▶ **Material shown**
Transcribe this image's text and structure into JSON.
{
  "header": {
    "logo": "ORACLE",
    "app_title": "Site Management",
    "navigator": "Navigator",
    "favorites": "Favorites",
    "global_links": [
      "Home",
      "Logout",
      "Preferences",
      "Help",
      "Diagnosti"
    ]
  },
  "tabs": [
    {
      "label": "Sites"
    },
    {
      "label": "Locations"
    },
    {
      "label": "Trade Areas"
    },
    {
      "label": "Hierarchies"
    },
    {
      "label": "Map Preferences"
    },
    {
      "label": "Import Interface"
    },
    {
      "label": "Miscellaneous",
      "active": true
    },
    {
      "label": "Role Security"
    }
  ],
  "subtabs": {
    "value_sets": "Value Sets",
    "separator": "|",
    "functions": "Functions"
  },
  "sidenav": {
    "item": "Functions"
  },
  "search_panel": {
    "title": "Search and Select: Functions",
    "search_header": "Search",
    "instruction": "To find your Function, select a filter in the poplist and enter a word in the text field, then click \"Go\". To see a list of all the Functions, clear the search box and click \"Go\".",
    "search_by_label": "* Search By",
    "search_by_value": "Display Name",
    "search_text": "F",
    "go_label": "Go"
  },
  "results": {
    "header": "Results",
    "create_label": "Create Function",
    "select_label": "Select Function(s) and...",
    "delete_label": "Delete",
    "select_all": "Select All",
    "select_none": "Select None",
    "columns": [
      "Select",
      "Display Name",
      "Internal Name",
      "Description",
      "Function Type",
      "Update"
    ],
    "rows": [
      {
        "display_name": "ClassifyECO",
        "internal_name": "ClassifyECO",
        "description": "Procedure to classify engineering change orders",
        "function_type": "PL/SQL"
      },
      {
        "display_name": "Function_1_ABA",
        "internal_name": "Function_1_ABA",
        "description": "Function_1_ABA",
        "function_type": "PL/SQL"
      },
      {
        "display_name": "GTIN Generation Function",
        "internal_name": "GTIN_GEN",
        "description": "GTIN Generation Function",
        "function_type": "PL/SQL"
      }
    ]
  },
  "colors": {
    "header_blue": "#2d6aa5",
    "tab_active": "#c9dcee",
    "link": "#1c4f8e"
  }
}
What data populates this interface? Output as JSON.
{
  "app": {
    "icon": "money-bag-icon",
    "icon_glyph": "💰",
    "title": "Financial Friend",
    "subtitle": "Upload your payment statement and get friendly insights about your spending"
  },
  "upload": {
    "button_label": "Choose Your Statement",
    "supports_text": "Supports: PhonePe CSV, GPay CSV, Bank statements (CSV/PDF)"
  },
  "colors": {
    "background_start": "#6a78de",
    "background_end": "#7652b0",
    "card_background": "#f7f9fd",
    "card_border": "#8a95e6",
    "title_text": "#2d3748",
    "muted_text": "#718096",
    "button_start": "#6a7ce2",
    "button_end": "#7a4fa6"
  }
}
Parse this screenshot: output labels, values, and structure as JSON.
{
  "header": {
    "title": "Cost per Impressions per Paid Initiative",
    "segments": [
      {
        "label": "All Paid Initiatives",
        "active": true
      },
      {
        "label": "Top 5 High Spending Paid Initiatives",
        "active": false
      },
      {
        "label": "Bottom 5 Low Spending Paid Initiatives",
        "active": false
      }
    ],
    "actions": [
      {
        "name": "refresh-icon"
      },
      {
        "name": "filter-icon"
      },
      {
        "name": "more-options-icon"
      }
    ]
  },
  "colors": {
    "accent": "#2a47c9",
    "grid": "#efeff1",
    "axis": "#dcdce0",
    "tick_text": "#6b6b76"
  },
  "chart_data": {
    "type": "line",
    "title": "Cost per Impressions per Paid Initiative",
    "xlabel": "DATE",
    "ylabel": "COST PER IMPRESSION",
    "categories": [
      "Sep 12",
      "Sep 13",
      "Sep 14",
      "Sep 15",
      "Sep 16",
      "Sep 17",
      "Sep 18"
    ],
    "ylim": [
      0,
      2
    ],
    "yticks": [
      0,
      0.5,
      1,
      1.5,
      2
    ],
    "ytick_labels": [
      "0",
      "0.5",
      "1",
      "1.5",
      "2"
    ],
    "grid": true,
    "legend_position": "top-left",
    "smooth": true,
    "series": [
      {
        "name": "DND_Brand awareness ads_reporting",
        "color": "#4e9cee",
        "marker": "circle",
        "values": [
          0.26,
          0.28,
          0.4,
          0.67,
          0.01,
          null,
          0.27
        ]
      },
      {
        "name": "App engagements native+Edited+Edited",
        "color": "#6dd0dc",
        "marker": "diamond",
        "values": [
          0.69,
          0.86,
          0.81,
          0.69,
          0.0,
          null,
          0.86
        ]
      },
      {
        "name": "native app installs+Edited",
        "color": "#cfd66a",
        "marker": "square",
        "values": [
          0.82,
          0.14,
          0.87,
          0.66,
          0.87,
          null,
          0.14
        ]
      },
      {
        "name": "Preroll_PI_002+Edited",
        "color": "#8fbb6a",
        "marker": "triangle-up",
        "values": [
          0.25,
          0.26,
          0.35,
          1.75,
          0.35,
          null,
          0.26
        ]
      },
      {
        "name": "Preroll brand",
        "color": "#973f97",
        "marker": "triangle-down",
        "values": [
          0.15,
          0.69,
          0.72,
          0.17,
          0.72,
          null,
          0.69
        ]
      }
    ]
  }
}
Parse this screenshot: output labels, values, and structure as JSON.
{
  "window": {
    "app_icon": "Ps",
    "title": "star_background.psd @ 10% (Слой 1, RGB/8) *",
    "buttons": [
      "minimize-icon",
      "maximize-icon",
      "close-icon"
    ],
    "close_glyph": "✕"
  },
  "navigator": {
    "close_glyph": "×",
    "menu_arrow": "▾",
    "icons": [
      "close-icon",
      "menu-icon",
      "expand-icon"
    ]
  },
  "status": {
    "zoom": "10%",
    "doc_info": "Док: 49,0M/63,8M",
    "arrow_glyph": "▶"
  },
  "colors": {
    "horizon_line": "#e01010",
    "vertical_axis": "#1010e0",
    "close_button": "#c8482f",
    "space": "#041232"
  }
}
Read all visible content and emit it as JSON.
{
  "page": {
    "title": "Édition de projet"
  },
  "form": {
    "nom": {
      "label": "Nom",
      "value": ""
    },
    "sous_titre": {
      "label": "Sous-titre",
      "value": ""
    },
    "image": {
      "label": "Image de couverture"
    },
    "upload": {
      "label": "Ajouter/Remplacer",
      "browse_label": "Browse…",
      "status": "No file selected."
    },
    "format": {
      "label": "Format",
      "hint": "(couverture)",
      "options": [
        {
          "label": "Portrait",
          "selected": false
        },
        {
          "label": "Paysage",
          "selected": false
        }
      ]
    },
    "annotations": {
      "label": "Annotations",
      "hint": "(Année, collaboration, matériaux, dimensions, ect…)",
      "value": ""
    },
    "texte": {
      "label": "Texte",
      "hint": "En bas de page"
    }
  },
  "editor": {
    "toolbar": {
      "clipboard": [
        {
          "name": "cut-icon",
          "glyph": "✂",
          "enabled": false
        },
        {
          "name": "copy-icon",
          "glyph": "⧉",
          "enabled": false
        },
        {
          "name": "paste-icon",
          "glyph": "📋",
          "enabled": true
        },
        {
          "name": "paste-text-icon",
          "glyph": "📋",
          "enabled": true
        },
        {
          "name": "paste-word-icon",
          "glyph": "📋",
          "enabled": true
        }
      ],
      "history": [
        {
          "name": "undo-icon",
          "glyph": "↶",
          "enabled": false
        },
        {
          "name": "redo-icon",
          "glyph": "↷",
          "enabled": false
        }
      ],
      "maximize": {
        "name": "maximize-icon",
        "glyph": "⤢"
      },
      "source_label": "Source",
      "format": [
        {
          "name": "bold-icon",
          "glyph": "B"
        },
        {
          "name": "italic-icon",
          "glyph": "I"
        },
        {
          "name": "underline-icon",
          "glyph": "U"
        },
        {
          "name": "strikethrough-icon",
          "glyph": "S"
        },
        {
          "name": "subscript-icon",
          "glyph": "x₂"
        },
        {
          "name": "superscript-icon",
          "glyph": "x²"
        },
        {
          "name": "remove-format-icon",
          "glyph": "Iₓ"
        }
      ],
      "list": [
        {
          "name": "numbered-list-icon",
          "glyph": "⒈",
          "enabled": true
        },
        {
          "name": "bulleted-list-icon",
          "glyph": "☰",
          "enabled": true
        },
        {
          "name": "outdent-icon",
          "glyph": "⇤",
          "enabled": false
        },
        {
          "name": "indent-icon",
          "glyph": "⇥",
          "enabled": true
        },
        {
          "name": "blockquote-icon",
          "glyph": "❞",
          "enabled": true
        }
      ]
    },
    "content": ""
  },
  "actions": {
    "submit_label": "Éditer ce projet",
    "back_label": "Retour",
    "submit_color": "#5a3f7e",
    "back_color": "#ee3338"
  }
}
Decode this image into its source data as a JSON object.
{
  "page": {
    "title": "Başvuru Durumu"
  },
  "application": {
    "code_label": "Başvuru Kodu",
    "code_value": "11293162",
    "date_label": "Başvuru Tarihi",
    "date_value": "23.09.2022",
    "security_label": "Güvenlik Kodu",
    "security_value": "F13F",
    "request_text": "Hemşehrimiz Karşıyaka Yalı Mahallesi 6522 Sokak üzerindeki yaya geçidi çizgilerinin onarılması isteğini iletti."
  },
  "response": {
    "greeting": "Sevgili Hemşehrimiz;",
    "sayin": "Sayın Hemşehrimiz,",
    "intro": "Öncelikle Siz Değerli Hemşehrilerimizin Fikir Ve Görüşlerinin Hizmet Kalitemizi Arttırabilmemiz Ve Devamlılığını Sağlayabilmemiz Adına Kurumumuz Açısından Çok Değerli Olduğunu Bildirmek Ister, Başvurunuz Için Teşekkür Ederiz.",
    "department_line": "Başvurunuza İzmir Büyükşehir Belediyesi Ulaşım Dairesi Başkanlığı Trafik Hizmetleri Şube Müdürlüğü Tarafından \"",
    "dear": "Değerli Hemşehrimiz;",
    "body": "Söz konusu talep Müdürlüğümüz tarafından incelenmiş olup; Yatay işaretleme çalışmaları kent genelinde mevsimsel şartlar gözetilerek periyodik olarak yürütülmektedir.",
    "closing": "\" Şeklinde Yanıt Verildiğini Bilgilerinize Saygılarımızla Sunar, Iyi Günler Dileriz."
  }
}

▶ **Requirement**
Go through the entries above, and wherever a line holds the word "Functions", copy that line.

▶ **Solution for this exercise**
    "functions": "Functions"
    "item": "Functions"
    "title": "Search and Select: Functions",
    "instruction": "To find your Function, select a filter in the poplist and enter a word in the text field, then click \"Go\". To see a list of all the Functions, clear the search box and click \"Go\".",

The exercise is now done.